The U.S. National Intelligence Estimate, published on December 3, stated that Tehran had put a stop to its nuclear weapons program in 2003, although it continues to enrich uranium.
Speaking on December 12 in an interview with U.S. magazine Time, Putin said it is theoretically possible that the report was published to "divert Iran's attention from preparations for military action," which would be a "grave mistake."
"Assuming that the report was released to give an objective picture of events, this only goes to show that the Russian side, in formulating its foreign policy positions, is after all guided by objective data," he said.
"There are people in the U.S. administration who believe in telling the truth."
Asked why the report was released when it was, Putin advised the interviewer to put that question to U.S. intelligence services and the White House.
The report contradicted a previous U.S. intelligence assessment in 2005 which said that Iran was actively working to build a nuclear bomb.
After the findings were published, President Bush remained hawkish, saying: "Iran is dangerous and Iran will be dangerous if they have the know-how to make a nuclear weapon."
When asked if military action remained a possibility, Bush said: "The best diplomacy - effective diplomacy - is one in which all options are on the table."

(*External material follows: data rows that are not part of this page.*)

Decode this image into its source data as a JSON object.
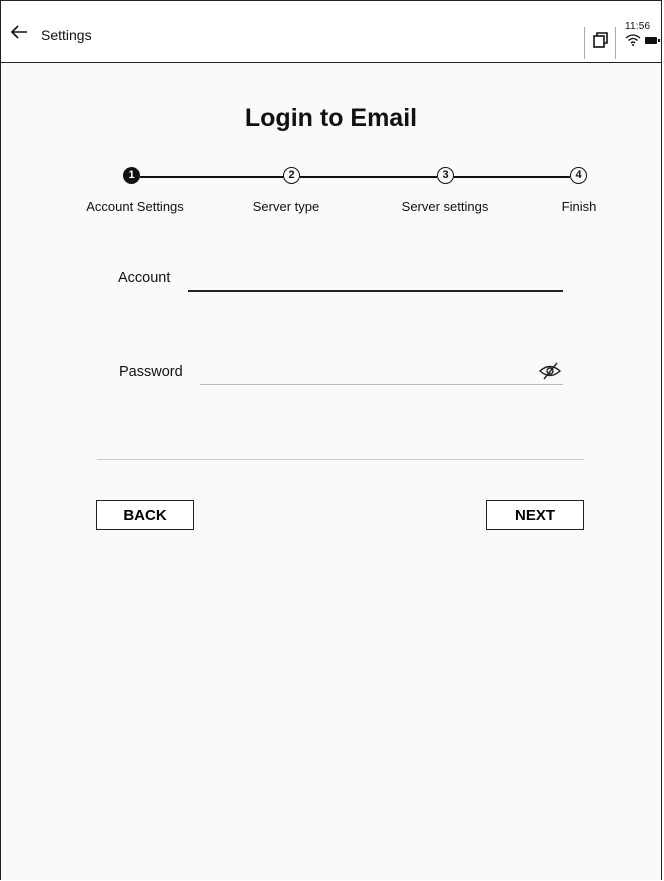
{
  "topbar": {
    "title": "Settings",
    "time": "11:56"
  },
  "page": {
    "heading": "Login to Email"
  },
  "steps": [
    {
      "number": "1",
      "label": "Account Settings",
      "active": true
    },
    {
      "number": "2",
      "label": "Server type",
      "active": false
    },
    {
      "number": "3",
      "label": "Server settings",
      "active": false
    },
    {
      "number": "4",
      "label": "Finish",
      "active": false
    }
  ],
  "form": {
    "account_label": "Account",
    "account_value": "",
    "password_label": "Password",
    "password_value": ""
  },
  "buttons": {
    "back": "BACK",
    "next": "NEXT"
  },
  "icons": {
    "back": "back-arrow-icon",
    "window": "window-icon",
    "wifi": "wifi-icon",
    "battery": "battery-icon",
    "password_visibility": "eye-off-icon"
  }
}
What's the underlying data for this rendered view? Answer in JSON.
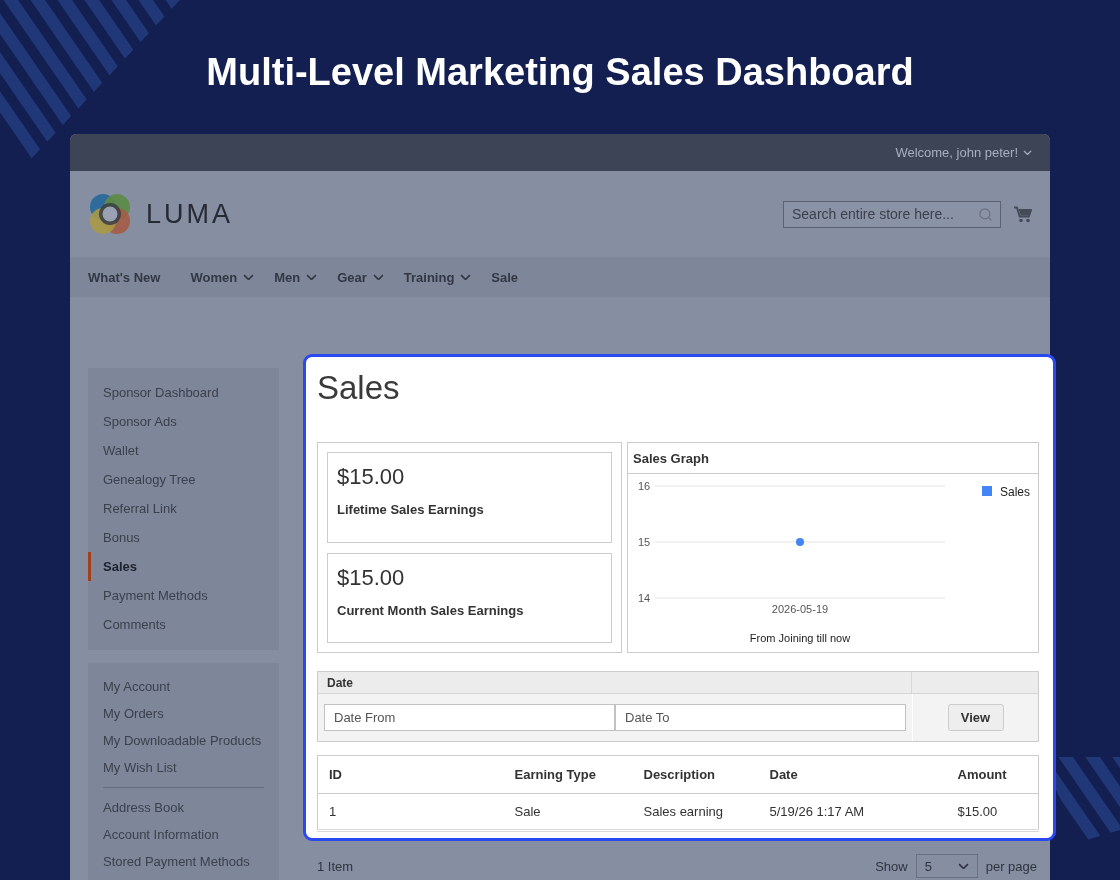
{
  "page_title": "Multi-Level Marketing Sales Dashboard",
  "top_bar": {
    "welcome": "Welcome, john peter!"
  },
  "header": {
    "logo_text": "LUMA",
    "search": {
      "placeholder": "Search entire store here..."
    }
  },
  "nav": [
    {
      "label": "What's New",
      "has_menu": false
    },
    {
      "label": "Women",
      "has_menu": true
    },
    {
      "label": "Men",
      "has_menu": true
    },
    {
      "label": "Gear",
      "has_menu": true
    },
    {
      "label": "Training",
      "has_menu": true
    },
    {
      "label": "Sale",
      "has_menu": false
    }
  ],
  "sidebar": [
    {
      "sections": [
        {
          "items": [
            {
              "label": "Sponsor Dashboard",
              "selected": false
            },
            {
              "label": "Sponsor Ads",
              "selected": false
            },
            {
              "label": "Wallet",
              "selected": false
            },
            {
              "label": "Genealogy Tree",
              "selected": false
            },
            {
              "label": "Referral Link",
              "selected": false
            },
            {
              "label": "Bonus",
              "selected": false
            },
            {
              "label": "Sales",
              "selected": true
            },
            {
              "label": "Payment Methods",
              "selected": false
            },
            {
              "label": "Comments",
              "selected": false
            }
          ]
        }
      ]
    },
    {
      "sections": [
        {
          "items": [
            {
              "label": "My Account",
              "selected": false
            },
            {
              "label": "My Orders",
              "selected": false
            },
            {
              "label": "My Downloadable Products",
              "selected": false
            },
            {
              "label": "My Wish List",
              "selected": false
            }
          ]
        },
        {
          "items": [
            {
              "label": "Address Book",
              "selected": false
            },
            {
              "label": "Account Information",
              "selected": false
            },
            {
              "label": "Stored Payment Methods",
              "selected": false
            }
          ]
        }
      ]
    }
  ],
  "sales": {
    "title": "Sales",
    "stats": [
      {
        "amount": "$15.00",
        "label": "Lifetime Sales Earnings"
      },
      {
        "amount": "$15.00",
        "label": "Current Month Sales Earnings"
      }
    ],
    "graph": {
      "title": "Sales Graph",
      "chart_data": {
        "type": "line",
        "xlabel": "From Joining till now",
        "categories": [
          "2026-05-19"
        ],
        "series": [
          {
            "name": "Sales",
            "color": "#4285f4",
            "marker": "circle",
            "values": [
              15
            ]
          }
        ],
        "ylim": [
          14,
          16
        ],
        "yticks": [
          14,
          15,
          16
        ]
      }
    },
    "filter": {
      "label": "Date",
      "fields": [
        {
          "placeholder": "Date From"
        },
        {
          "placeholder": "Date To"
        }
      ],
      "button": "View"
    },
    "table": {
      "columns": [
        "ID",
        "Earning Type",
        "Description",
        "Date",
        "Amount"
      ],
      "rows": [
        [
          "1",
          "Sale",
          "Sales earning",
          "5/19/26 1:17 AM",
          "$15.00"
        ]
      ]
    }
  },
  "pager": {
    "count": "1 Item",
    "show_label": "Show",
    "per_page": "5",
    "per_page_label": "per page"
  }
}
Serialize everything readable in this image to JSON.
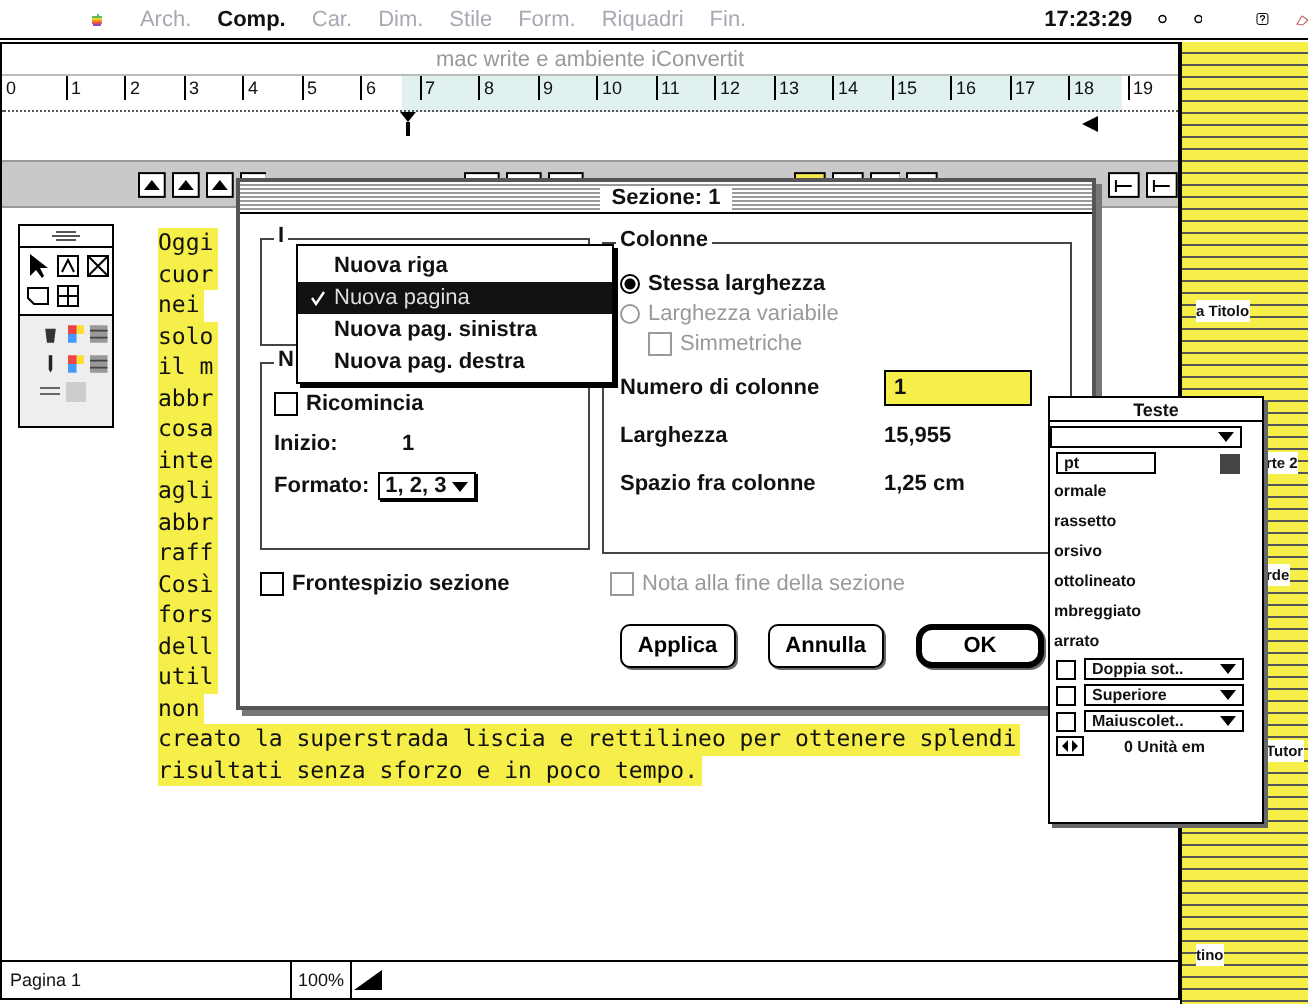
{
  "menu_bar": {
    "items": [
      {
        "label": "Arch.",
        "disabled": true
      },
      {
        "label": "Comp.",
        "disabled": false
      },
      {
        "label": "Car.",
        "disabled": true
      },
      {
        "label": "Dim.",
        "disabled": true
      },
      {
        "label": "Stile",
        "disabled": true
      },
      {
        "label": "Form.",
        "disabled": true
      },
      {
        "label": "Riquadri",
        "disabled": true
      },
      {
        "label": "Fin.",
        "disabled": true
      }
    ],
    "clock": "17:23:29"
  },
  "document": {
    "title": "mac write e ambiente iConvertit",
    "ruler": [
      "0",
      "1",
      "2",
      "3",
      "4",
      "5",
      "6",
      "7",
      "8",
      "9",
      "10",
      "11",
      "12",
      "13",
      "14",
      "15",
      "16",
      "17",
      "18",
      "19"
    ],
    "lines": [
      "Oggi",
      "cuor",
      "nei",
      "solo",
      "il m",
      "abbr",
      "cosa",
      "inte",
      "agli",
      "abbr",
      "raff",
      "Così",
      "fors",
      "dell",
      "util",
      "non",
      "creato la superstrada liscia e rettilineo per ottenere splendi",
      "risultati senza sforzo e in poco tempo."
    ],
    "status": {
      "page": "Pagina 1",
      "zoom": "100%"
    }
  },
  "dialog": {
    "title": "Sezione: 1",
    "start_legend": "I",
    "numbering": {
      "legend": "N",
      "restart": {
        "label": "Ricomincia",
        "checked": false
      },
      "start_label": "Inizio:",
      "start_value": "1",
      "format_label": "Formato:",
      "format_value": "1, 2, 3"
    },
    "columns": {
      "legend": "Colonne",
      "options": [
        {
          "label": "Stessa larghezza",
          "selected": true,
          "disabled": false
        },
        {
          "label": "Larghezza variabile",
          "selected": false,
          "disabled": true
        }
      ],
      "symmetric": {
        "label": "Simmetriche",
        "checked": false,
        "disabled": true
      },
      "fields": [
        {
          "label": "Numero di colonne",
          "value": "1",
          "kind": "input"
        },
        {
          "label": "Larghezza",
          "value": "15,955",
          "kind": "text"
        },
        {
          "label": "Spazio fra colonne",
          "value": "1,25 cm",
          "kind": "text"
        }
      ]
    },
    "options": [
      {
        "label": "Frontespizio sezione",
        "checked": false,
        "disabled": false
      },
      {
        "label": "Nota alla fine della sezione",
        "checked": false,
        "disabled": true
      }
    ],
    "buttons": [
      {
        "label": "Applica",
        "default": false
      },
      {
        "label": "Annulla",
        "default": false
      },
      {
        "label": "OK",
        "default": true
      }
    ]
  },
  "popup_menu": {
    "items": [
      {
        "label": "Nuova riga",
        "selected": false
      },
      {
        "label": "Nuova pagina",
        "selected": true
      },
      {
        "label": "Nuova pag. sinistra",
        "selected": false
      },
      {
        "label": "Nuova pag. destra",
        "selected": false
      }
    ]
  },
  "styles_palette": {
    "title": "Teste",
    "size": "pt",
    "styles": [
      "ormale",
      "rassetto",
      "orsivo",
      "ottolineato",
      "mbreggiato",
      "arrato"
    ],
    "dropdowns": [
      {
        "label": "Doppia sot..",
        "checked": false
      },
      {
        "label": "Superiore",
        "checked": false
      },
      {
        "label": "Maiuscolet..",
        "checked": false
      }
    ],
    "spacing": "0 Unità em"
  },
  "desktop_labels": [
    "a Titolo",
    "rte 2",
    "rde",
    "Tutor",
    "tino"
  ]
}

Russia, which has previously resisted international efforts to impose harsher sanctions against Tehran, has consistently held the line that there is no proof Iran is producing nuclear weapons.
Two sets of mild UN sanctions are in place against Iran. China has joined Russia in blocking the imposition of any new round of punitive measures against the Islamic Republic.
Time magazine has declared President Putin Person of the Year 2007 for bringing stability to his country and raising Russia's role on the global stage.